Provided records Start Marker
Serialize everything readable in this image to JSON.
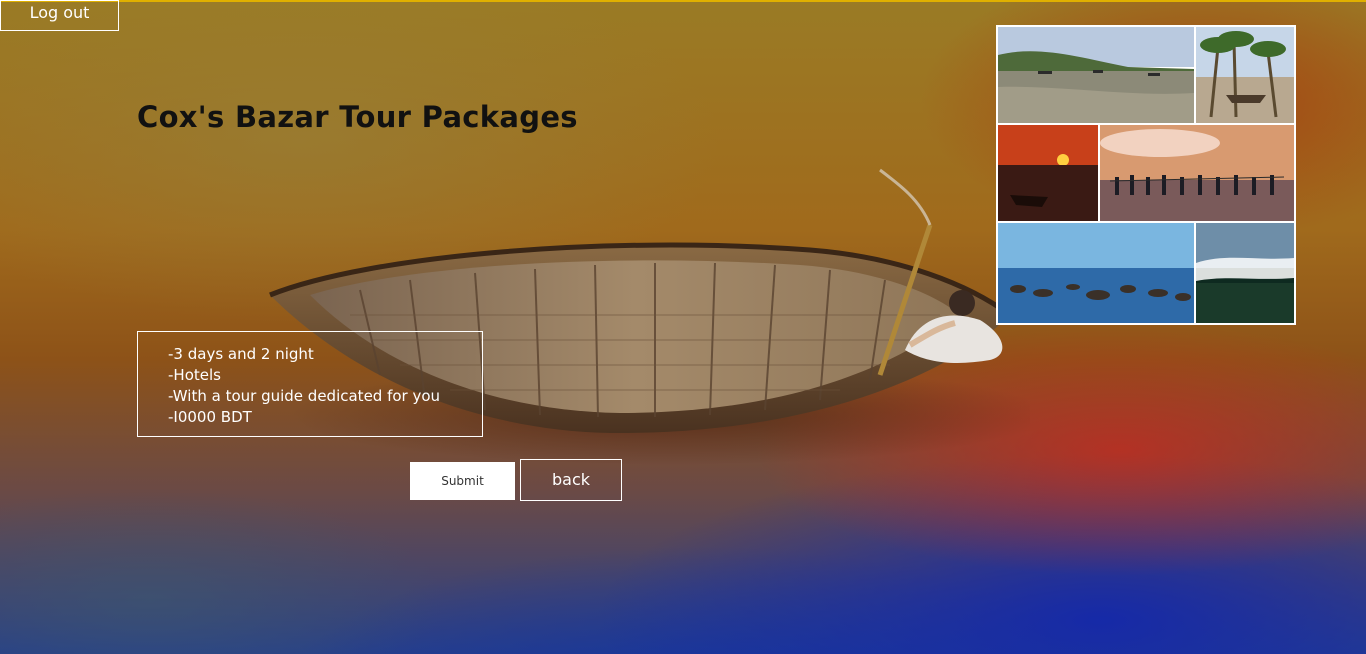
{
  "header": {
    "logout_label": "Log out"
  },
  "main": {
    "title": "Cox's Bazar Tour Packages",
    "package_details": [
      "-3 days and 2 night",
      "-Hotels",
      "-With a tour guide dedicated for you",
      "-I0000 BDT"
    ],
    "submit_label": "Submit",
    "back_label": "back"
  },
  "collage": {
    "tiles": [
      "beach-photo",
      "palm-boat-photo",
      "sunset-boat-photo",
      "fishermen-photo",
      "rocky-shore-photo",
      "sky-reflection-photo"
    ]
  },
  "colors": {
    "top_line": "#e0b000",
    "title": "#111111",
    "border": "#ffffff"
  }
}
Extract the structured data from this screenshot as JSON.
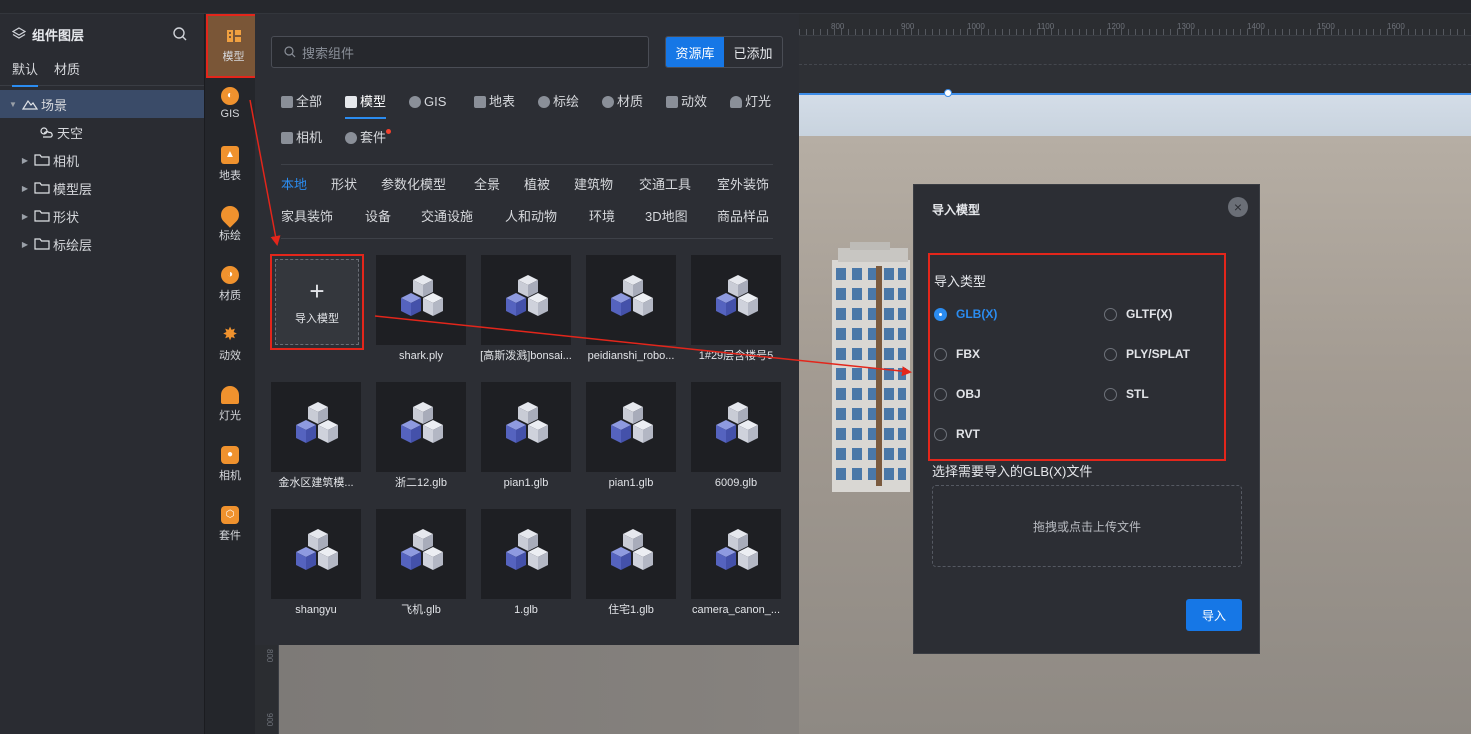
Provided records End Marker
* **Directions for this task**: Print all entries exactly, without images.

* **Output for this task**:
Serialize everything readable in this image to JSON.
{
  "header": {
    "logout_label": "Log out"
  },
  "main": {
    "title": "Cox's Bazar Tour Packages",
    "package_details": [
      "-3 days and 2 night",
      "-Hotels",
      "-With a tour guide dedicated for you",
      "-I0000 BDT"
    ],
    "submit_label": "Submit",
    "back_label": "back"
  },
  "collage": {
    "tiles": [
      "beach-photo",
      "palm-boat-photo",
      "sunset-boat-photo",
      "fishermen-photo",
      "rocky-shore-photo",
      "sky-reflection-photo"
    ]
  },
  "colors": {
    "top_line": "#e0b000",
    "title": "#111111",
    "border": "#ffffff"
  }
}
Extract the structured data from this screenshot as JSON.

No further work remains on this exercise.